■ **DATASET**:
+ + + + + + +
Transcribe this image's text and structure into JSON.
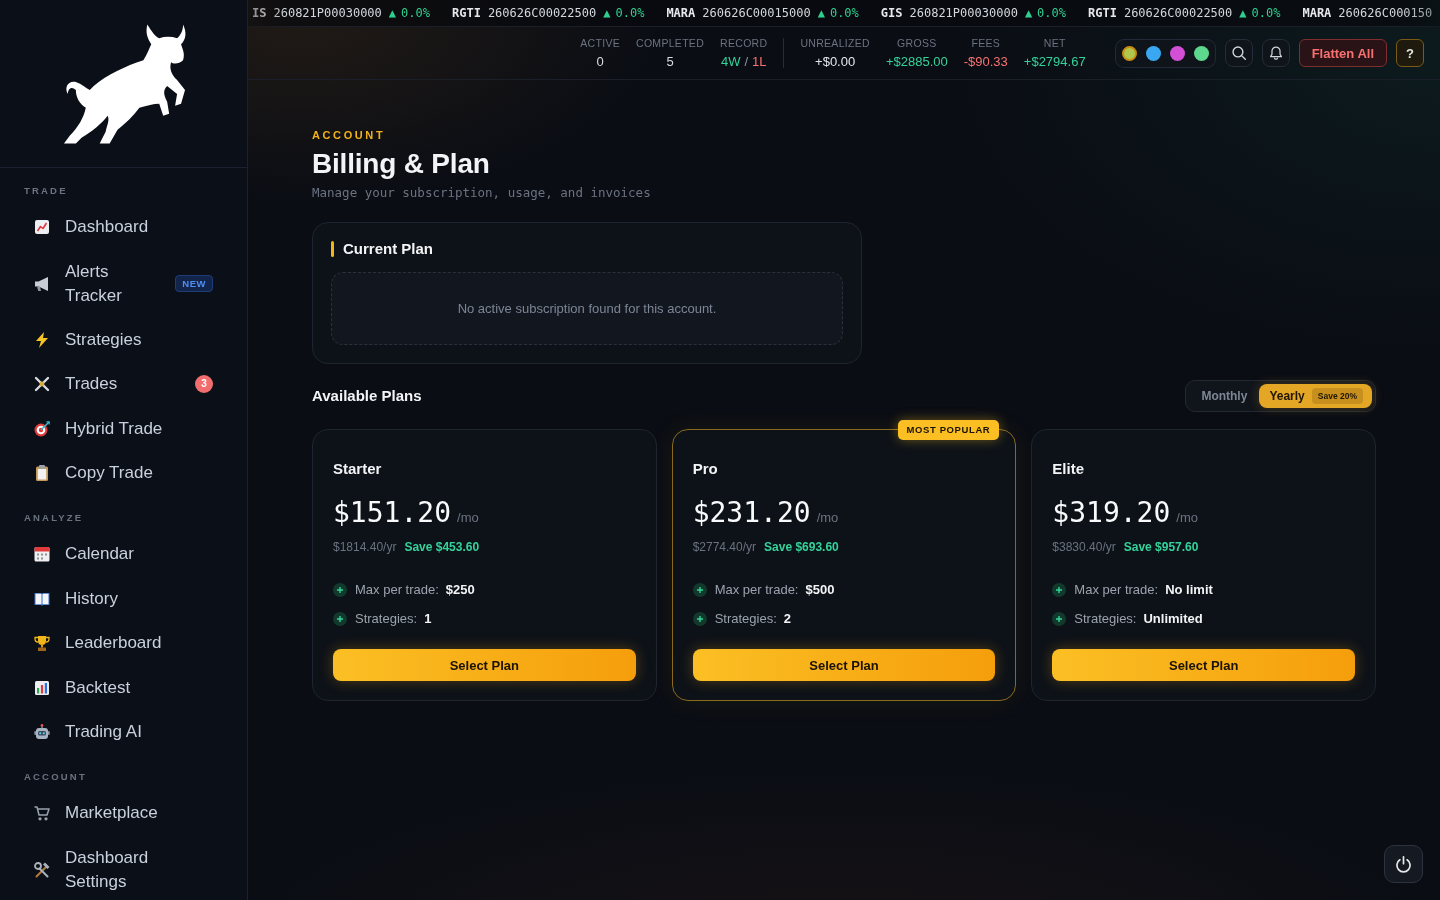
{
  "sidebar": {
    "sections": [
      {
        "title": "TRADE",
        "items": [
          {
            "label": "Dashboard",
            "selected": false
          },
          {
            "label": "Alerts Tracker",
            "selected": false,
            "badge": {
              "kind": "new",
              "text": "NEW"
            }
          },
          {
            "label": "Strategies",
            "selected": false
          },
          {
            "label": "Trades",
            "selected": false,
            "badge": {
              "kind": "count",
              "text": "3"
            }
          },
          {
            "label": "Hybrid Trade",
            "selected": false
          },
          {
            "label": "Copy Trade",
            "selected": false
          }
        ]
      },
      {
        "title": "ANALYZE",
        "items": [
          {
            "label": "Calendar",
            "selected": false
          },
          {
            "label": "History",
            "selected": false
          },
          {
            "label": "Leaderboard",
            "selected": false
          },
          {
            "label": "Backtest",
            "selected": false
          },
          {
            "label": "Trading AI",
            "selected": false
          }
        ]
      },
      {
        "title": "ACCOUNT",
        "items": [
          {
            "label": "Marketplace",
            "selected": false
          },
          {
            "label": "Dashboard Settings",
            "selected": false
          }
        ]
      }
    ]
  },
  "ticker": [
    {
      "symbol": "IS",
      "contract": "260821P00030000",
      "arrow": "▲",
      "change": "0.0%"
    },
    {
      "symbol": "RGTI",
      "contract": "260626C00022500",
      "arrow": "▲",
      "change": "0.0%"
    },
    {
      "symbol": "MARA",
      "contract": "260626C00015000",
      "arrow": "▲",
      "change": "0.0%"
    },
    {
      "symbol": "GIS",
      "contract": "260821P00030000",
      "arrow": "▲",
      "change": "0.0%"
    },
    {
      "symbol": "RGTI",
      "contract": "260626C00022500",
      "arrow": "▲",
      "change": "0.0%"
    },
    {
      "symbol": "MARA",
      "contract": "260626C000150"
    }
  ],
  "stats": {
    "groups": [
      {
        "items": [
          {
            "label": "ACTIVE",
            "kind": "single",
            "value": "0",
            "color": "#d7dce4"
          },
          {
            "label": "COMPLETED",
            "kind": "single",
            "value": "5",
            "color": "#d7dce4"
          },
          {
            "label": "RECORD",
            "kind": "record",
            "wins": "4W",
            "separator": "/",
            "losses": "1L"
          }
        ]
      },
      {
        "items": [
          {
            "label": "UNREALIZED",
            "kind": "single",
            "value": "+$0.00",
            "color": "#e5e7eb"
          },
          {
            "label": "GROSS",
            "kind": "single",
            "value": "+$2885.00",
            "color": "#34d399"
          },
          {
            "label": "FEES",
            "kind": "single",
            "value": "-$90.33",
            "color": "#f87171"
          },
          {
            "label": "NET",
            "kind": "single",
            "value": "+$2794.67",
            "color": "#34d399"
          }
        ]
      }
    ]
  },
  "themes": [
    {
      "color": "#b0c64c",
      "selected": true
    },
    {
      "color": "#3aa8f0",
      "selected": false
    },
    {
      "color": "#d24fd6",
      "selected": false
    },
    {
      "color": "#5dd68e",
      "selected": false
    }
  ],
  "actions": {
    "flatten": "Flatten All",
    "help": "?"
  },
  "page": {
    "eyebrow": "ACCOUNT",
    "title": "Billing & Plan",
    "subtitle": "Manage your subscription, usage, and invoices"
  },
  "current_plan": {
    "title": "Current Plan",
    "empty_message": "No active subscription found for this account."
  },
  "plans": {
    "title": "Available Plans",
    "billing_toggle": [
      {
        "label": "Monthly",
        "selected": false
      },
      {
        "label": "Yearly",
        "selected": true,
        "badge": "Save 20%"
      }
    ],
    "items": [
      {
        "name": "Starter",
        "featured": false,
        "price": "$151.20",
        "period": "/mo",
        "yearly": "$1814.40/yr",
        "savings": "Save $453.60",
        "features": [
          {
            "label": "Max per trade:",
            "value": "$250"
          },
          {
            "label": "Strategies:",
            "value": "1"
          }
        ],
        "button": "Select Plan"
      },
      {
        "name": "Pro",
        "featured": true,
        "badge": "MOST POPULAR",
        "price": "$231.20",
        "period": "/mo",
        "yearly": "$2774.40/yr",
        "savings": "Save $693.60",
        "features": [
          {
            "label": "Max per trade:",
            "value": "$500"
          },
          {
            "label": "Strategies:",
            "value": "2"
          }
        ],
        "button": "Select Plan"
      },
      {
        "name": "Elite",
        "featured": false,
        "price": "$319.20",
        "period": "/mo",
        "yearly": "$3830.40/yr",
        "savings": "Save $957.60",
        "features": [
          {
            "label": "Max per trade:",
            "value": "No limit"
          },
          {
            "label": "Strategies:",
            "value": "Unlimited"
          }
        ],
        "button": "Select Plan"
      }
    ]
  }
}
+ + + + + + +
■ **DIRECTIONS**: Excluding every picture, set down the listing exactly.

■ **WRITTEN ANSWER**:
Transcribe this image's text and structure into JSON.
{
  "sidebar": {
    "sections": [
      {
        "title": "TRADE",
        "items": [
          {
            "label": "Dashboard",
            "selected": false
          },
          {
            "label": "Alerts Tracker",
            "selected": false,
            "badge": {
              "kind": "new",
              "text": "NEW"
            }
          },
          {
            "label": "Strategies",
            "selected": false
          },
          {
            "label": "Trades",
            "selected": false,
            "badge": {
              "kind": "count",
              "text": "3"
            }
          },
          {
            "label": "Hybrid Trade",
            "selected": false
          },
          {
            "label": "Copy Trade",
            "selected": false
          }
        ]
      },
      {
        "title": "ANALYZE",
        "items": [
          {
            "label": "Calendar",
            "selected": false
          },
          {
            "label": "History",
            "selected": false
          },
          {
            "label": "Leaderboard",
            "selected": false
          },
          {
            "label": "Backtest",
            "selected": false
          },
          {
            "label": "Trading AI",
            "selected": false
          }
        ]
      },
      {
        "title": "ACCOUNT",
        "items": [
          {
            "label": "Marketplace",
            "selected": false
          },
          {
            "label": "Dashboard Settings",
            "selected": false
          }
        ]
      }
    ]
  },
  "ticker": [
    {
      "symbol": "IS",
      "contract": "260821P00030000",
      "arrow": "▲",
      "change": "0.0%"
    },
    {
      "symbol": "RGTI",
      "contract": "260626C00022500",
      "arrow": "▲",
      "change": "0.0%"
    },
    {
      "symbol": "MARA",
      "contract": "260626C00015000",
      "arrow": "▲",
      "change": "0.0%"
    },
    {
      "symbol": "GIS",
      "contract": "260821P00030000",
      "arrow": "▲",
      "change": "0.0%"
    },
    {
      "symbol": "RGTI",
      "contract": "260626C00022500",
      "arrow": "▲",
      "change": "0.0%"
    },
    {
      "symbol": "MARA",
      "contract": "260626C000150"
    }
  ],
  "stats": {
    "groups": [
      {
        "items": [
          {
            "label": "ACTIVE",
            "kind": "single",
            "value": "0",
            "color": "#d7dce4"
          },
          {
            "label": "COMPLETED",
            "kind": "single",
            "value": "5",
            "color": "#d7dce4"
          },
          {
            "label": "RECORD",
            "kind": "record",
            "wins": "4W",
            "separator": "/",
            "losses": "1L"
          }
        ]
      },
      {
        "items": [
          {
            "label": "UNREALIZED",
            "kind": "single",
            "value": "+$0.00",
            "color": "#e5e7eb"
          },
          {
            "label": "GROSS",
            "kind": "single",
            "value": "+$2885.00",
            "color": "#34d399"
          },
          {
            "label": "FEES",
            "kind": "single",
            "value": "-$90.33",
            "color": "#f87171"
          },
          {
            "label": "NET",
            "kind": "single",
            "value": "+$2794.67",
            "color": "#34d399"
          }
        ]
      }
    ]
  },
  "themes": [
    {
      "color": "#b0c64c",
      "selected": true
    },
    {
      "color": "#3aa8f0",
      "selected": false
    },
    {
      "color": "#d24fd6",
      "selected": false
    },
    {
      "color": "#5dd68e",
      "selected": false
    }
  ],
  "actions": {
    "flatten": "Flatten All",
    "help": "?"
  },
  "page": {
    "eyebrow": "ACCOUNT",
    "title": "Billing & Plan",
    "subtitle": "Manage your subscription, usage, and invoices"
  },
  "current_plan": {
    "title": "Current Plan",
    "empty_message": "No active subscription found for this account."
  },
  "plans": {
    "title": "Available Plans",
    "billing_toggle": [
      {
        "label": "Monthly",
        "selected": false
      },
      {
        "label": "Yearly",
        "selected": true,
        "badge": "Save 20%"
      }
    ],
    "items": [
      {
        "name": "Starter",
        "featured": false,
        "price": "$151.20",
        "period": "/mo",
        "yearly": "$1814.40/yr",
        "savings": "Save $453.60",
        "features": [
          {
            "label": "Max per trade:",
            "value": "$250"
          },
          {
            "label": "Strategies:",
            "value": "1"
          }
        ],
        "button": "Select Plan"
      },
      {
        "name": "Pro",
        "featured": true,
        "badge": "MOST POPULAR",
        "price": "$231.20",
        "period": "/mo",
        "yearly": "$2774.40/yr",
        "savings": "Save $693.60",
        "features": [
          {
            "label": "Max per trade:",
            "value": "$500"
          },
          {
            "label": "Strategies:",
            "value": "2"
          }
        ],
        "button": "Select Plan"
      },
      {
        "name": "Elite",
        "featured": false,
        "price": "$319.20",
        "period": "/mo",
        "yearly": "$3830.40/yr",
        "savings": "Save $957.60",
        "features": [
          {
            "label": "Max per trade:",
            "value": "No limit"
          },
          {
            "label": "Strategies:",
            "value": "Unlimited"
          }
        ],
        "button": "Select Plan"
      }
    ]
  }
}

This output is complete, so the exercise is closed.